(DATA TO USE)

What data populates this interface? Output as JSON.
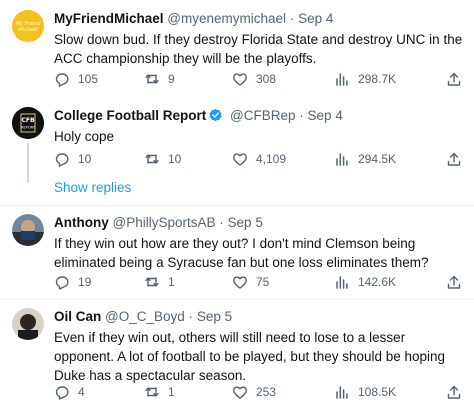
{
  "tweets": [
    {
      "name": "MyFriendMichael",
      "handle": "@myenemymichael",
      "dot": "·",
      "date": "Sep 4",
      "verified": false,
      "text": "Slow down bud. If they destroy Florida State and destroy UNC in the ACC championship they will be the playoffs.",
      "replies": "105",
      "retweets": "9",
      "likes": "308",
      "views": "298.7K"
    },
    {
      "name": "College Football Report",
      "handle": "@CFBRep",
      "dot": "·",
      "date": "Sep 4",
      "verified": true,
      "text": "Holy cope",
      "replies": "10",
      "retweets": "10",
      "likes": "4,109",
      "views": "294.5K",
      "avatar_text": "CFB REPORT"
    },
    {
      "name": "Anthony",
      "handle": "@PhillySportsAB",
      "dot": "·",
      "date": "Sep 5",
      "verified": false,
      "text": "If they win out how are they out? I don't mind Clemson being eliminated being a Syracuse fan but one loss eliminates them?",
      "replies": "19",
      "retweets": "1",
      "likes": "75",
      "views": "142.6K"
    },
    {
      "name": "Oil Can",
      "handle": "@O_C_Boyd",
      "dot": "·",
      "date": "Sep 5",
      "verified": false,
      "text": "Even if they win out, others will still need to lose to a lesser opponent. A lot of football to be played, but they should be hoping Duke has a spectacular season.",
      "replies": "4",
      "retweets": "1",
      "likes": "253",
      "views": "108.5K"
    }
  ],
  "show_replies": "Show replies",
  "icons": {
    "reply": "reply-icon",
    "retweet": "retweet-icon",
    "like": "heart-icon",
    "views": "views-icon",
    "share": "share-icon",
    "verified": "verified-badge-icon"
  },
  "colors": {
    "text": "#0f1419",
    "secondary": "#536471",
    "link": "#1d9bf0",
    "verified": "#1d9bf0",
    "divider": "#eff3f4"
  }
}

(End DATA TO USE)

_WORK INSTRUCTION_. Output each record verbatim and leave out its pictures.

_EXPECTED OUTPUT_.
What data populates this interface? Output as JSON.
{
  "tweets": [
    {
      "name": "MyFriendMichael",
      "handle": "@myenemymichael",
      "dot": "·",
      "date": "Sep 4",
      "verified": false,
      "text": "Slow down bud. If they destroy Florida State and destroy UNC in the ACC championship they will be the playoffs.",
      "replies": "105",
      "retweets": "9",
      "likes": "308",
      "views": "298.7K"
    },
    {
      "name": "College Football Report",
      "handle": "@CFBRep",
      "dot": "·",
      "date": "Sep 4",
      "verified": true,
      "text": "Holy cope",
      "replies": "10",
      "retweets": "10",
      "likes": "4,109",
      "views": "294.5K",
      "avatar_text": "CFB REPORT"
    },
    {
      "name": "Anthony",
      "handle": "@PhillySportsAB",
      "dot": "·",
      "date": "Sep 5",
      "verified": false,
      "text": "If they win out how are they out? I don't mind Clemson being eliminated being a Syracuse fan but one loss eliminates them?",
      "replies": "19",
      "retweets": "1",
      "likes": "75",
      "views": "142.6K"
    },
    {
      "name": "Oil Can",
      "handle": "@O_C_Boyd",
      "dot": "·",
      "date": "Sep 5",
      "verified": false,
      "text": "Even if they win out, others will still need to lose to a lesser opponent. A lot of football to be played, but they should be hoping Duke has a spectacular season.",
      "replies": "4",
      "retweets": "1",
      "likes": "253",
      "views": "108.5K"
    }
  ],
  "show_replies": "Show replies",
  "icons": {
    "reply": "reply-icon",
    "retweet": "retweet-icon",
    "like": "heart-icon",
    "views": "views-icon",
    "share": "share-icon",
    "verified": "verified-badge-icon"
  },
  "colors": {
    "text": "#0f1419",
    "secondary": "#536471",
    "link": "#1d9bf0",
    "verified": "#1d9bf0",
    "divider": "#eff3f4"
  }
}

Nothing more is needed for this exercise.